Getting to know Arianna Taboada

Meet Arianna Taboada, mama to one (a seven month old who has decided he loves the beach just as much as she does), wife to a documentary filmmaker husband, resident of Playa del Carmen , Mexico, maternity leave planning and postpartum consultant, and creator of the Postpartum Eco-Map.

Before I tell you about her Eco-Map, let me dazzle you with her resume: Masters in Social Work, Masters in Science in Maternal-Child Health, 3 year fellowship through the US Maternal and Child Health Bureau (specialized training for health professionals), and health educator (pregnancy prevention, HIV education, intimate partner violence) for 8 years. She recognizes that the transition to motherhood is both an exciting and a vulnerable time. In working with new mothers, she has learned that the support networks a mom has (family, community, etc.) greatly influences both her and infant during this transition. Arianna notes that by setting up the support network for a positive postpartum experience, she is able to affect/prevent health outcomes much further down the road.

“In a sense, one-on-one work with women is still about the bigger picture of healthy families, and healthy communities. I particularly love working with women on the topic of maternity leave and transitioning back to work.” – Arianna

I am a huge fan of her Postpartum Eco-Map (it’s similar to my postpartum support list I created with my third pregnancy). This is (roughly) a 45 minute exercise that will help you set up your support network for your postpartum period. It helps you identify what you (think) you will need the first couple days postpartum, how to create boundaries with certain people, find local resources in your community, and define your intimate support network. You work through three different support systems (family, community, and professional). With each system, you identify individuals that are a positive support, support that doesn’t serve you well (stressful or uncomfortable), and weak support.
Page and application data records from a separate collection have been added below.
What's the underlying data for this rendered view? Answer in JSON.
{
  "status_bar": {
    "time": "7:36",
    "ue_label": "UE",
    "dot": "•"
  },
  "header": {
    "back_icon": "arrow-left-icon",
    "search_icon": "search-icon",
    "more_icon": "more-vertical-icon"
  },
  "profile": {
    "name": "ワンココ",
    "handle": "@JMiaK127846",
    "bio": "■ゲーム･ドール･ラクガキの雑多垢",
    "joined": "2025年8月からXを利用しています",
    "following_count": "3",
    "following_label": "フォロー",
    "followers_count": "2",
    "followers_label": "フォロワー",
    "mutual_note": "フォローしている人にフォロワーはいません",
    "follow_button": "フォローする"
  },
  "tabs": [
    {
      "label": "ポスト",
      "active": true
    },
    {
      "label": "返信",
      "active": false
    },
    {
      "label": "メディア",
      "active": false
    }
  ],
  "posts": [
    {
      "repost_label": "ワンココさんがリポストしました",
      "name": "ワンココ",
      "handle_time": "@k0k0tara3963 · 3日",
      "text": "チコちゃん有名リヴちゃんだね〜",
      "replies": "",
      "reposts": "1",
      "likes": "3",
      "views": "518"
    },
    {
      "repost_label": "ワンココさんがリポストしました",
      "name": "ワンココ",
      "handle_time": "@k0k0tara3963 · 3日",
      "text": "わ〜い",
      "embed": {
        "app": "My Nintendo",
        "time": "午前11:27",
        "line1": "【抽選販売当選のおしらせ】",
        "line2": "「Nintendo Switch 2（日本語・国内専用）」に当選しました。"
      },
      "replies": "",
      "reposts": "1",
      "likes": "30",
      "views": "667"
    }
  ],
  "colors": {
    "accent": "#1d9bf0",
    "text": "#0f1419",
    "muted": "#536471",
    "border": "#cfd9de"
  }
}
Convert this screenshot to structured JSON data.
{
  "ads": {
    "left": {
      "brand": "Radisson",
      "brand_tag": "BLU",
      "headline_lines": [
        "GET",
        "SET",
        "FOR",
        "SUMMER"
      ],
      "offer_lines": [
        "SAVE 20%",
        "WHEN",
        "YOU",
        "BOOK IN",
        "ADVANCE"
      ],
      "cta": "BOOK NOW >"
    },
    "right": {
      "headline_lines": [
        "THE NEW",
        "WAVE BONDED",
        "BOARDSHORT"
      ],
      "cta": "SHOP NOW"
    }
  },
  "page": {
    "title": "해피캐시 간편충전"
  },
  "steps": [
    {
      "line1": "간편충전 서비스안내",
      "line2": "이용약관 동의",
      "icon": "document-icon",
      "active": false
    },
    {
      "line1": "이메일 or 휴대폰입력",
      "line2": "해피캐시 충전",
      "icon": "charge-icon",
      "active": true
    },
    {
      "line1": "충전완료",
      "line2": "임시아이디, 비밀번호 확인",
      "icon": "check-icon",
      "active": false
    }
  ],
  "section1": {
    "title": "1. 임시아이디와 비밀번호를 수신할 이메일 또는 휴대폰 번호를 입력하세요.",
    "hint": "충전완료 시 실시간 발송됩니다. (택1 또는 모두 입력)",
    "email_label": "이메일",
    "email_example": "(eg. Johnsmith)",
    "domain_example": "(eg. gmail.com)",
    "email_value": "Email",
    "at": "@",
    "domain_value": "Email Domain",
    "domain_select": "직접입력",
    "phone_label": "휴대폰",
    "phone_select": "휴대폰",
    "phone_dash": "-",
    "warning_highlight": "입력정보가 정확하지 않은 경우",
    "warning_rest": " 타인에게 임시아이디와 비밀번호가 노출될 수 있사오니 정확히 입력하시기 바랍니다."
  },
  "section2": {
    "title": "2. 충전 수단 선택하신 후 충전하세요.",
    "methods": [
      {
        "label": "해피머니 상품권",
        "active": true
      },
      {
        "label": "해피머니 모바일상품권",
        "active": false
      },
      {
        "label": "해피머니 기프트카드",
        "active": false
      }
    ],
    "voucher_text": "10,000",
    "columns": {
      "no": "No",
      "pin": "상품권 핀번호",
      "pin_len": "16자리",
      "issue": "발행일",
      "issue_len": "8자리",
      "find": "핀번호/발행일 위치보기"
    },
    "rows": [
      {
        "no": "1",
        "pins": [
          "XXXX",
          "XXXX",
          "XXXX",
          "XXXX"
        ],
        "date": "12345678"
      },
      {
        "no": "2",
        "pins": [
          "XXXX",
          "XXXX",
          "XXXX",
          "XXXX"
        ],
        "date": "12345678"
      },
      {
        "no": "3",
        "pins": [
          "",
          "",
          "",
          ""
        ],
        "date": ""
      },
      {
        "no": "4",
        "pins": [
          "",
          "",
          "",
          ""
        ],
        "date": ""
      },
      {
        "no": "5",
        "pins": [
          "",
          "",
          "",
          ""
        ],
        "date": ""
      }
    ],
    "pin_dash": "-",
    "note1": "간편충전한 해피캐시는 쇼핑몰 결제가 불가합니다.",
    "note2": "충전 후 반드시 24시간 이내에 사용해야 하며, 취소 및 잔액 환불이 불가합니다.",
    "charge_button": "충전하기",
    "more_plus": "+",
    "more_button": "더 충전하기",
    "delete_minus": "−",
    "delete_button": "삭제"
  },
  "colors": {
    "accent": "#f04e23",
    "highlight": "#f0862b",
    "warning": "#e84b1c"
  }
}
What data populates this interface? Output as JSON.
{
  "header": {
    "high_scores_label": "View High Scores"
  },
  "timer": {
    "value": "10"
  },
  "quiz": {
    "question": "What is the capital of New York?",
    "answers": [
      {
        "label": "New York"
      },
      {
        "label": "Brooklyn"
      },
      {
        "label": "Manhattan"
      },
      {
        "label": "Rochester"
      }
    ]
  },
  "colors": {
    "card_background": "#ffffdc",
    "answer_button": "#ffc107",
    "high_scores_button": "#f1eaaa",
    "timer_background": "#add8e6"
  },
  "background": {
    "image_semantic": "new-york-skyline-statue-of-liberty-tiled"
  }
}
Once you have categorized your support individuals into the three tiers of support (positive, personally stressful, and weak), you set up a list of tasks that each tier can do for you.

Positive support individuals are the people that you know you can count on guilt-free and stress-free. These are the people that you ask to organize a Meal Train, help clean your house, come sit with baby while you take a shower or rest. I cannot say enough about utilizing this tier of support. There is NO reason that any new mom should be “doing it all”. The postpartum period is a beautiful, transformative experience, but it’s also messy and stressful.

Don’t make your postpartum period any more stressful than you have to: utilize these positive support individuals.

Personally stressful support individuals require more forethought. These are the people that you know will want to “help”, but their help may stressed you out and/or make you uncomfortable. These are the people you set up boundaries for; make a timeline on when these individuals can visit (after 4 weeks), set up other ways they can help (go to grocery store, walk dog). People in this category may also require your partner to help you discuss these boundaries with them (when you have someone backing you up, it makes it harder for individuals to take offense). Remember, your partner is there to support you and what you will need during this vulnerable time. For example: if his mother is going to stress you out, he needs to set up boundaries for her visits: tell her she can visit for a half hour a week (with your partner present), and walk the dog when she’s there. So, even if it is emotionally stressful for you, you get some positive support (walking the dog) with it.

Remember, boundaries are a good thing. As your parenting journey continues, you will realize creating and sticking to boundaries are important (um…hello terrible two-temper tantrums).

Keeping YOUR postpartum period YOURS is important for your transition to motherhood.

At the risk of sounding like a broken record: you need to take care of yourself in order to better take care of your baby.

Set up for your postpartum period, your future self will thank you.

Pin It on Pinterest

Share This
%d bloggers like this: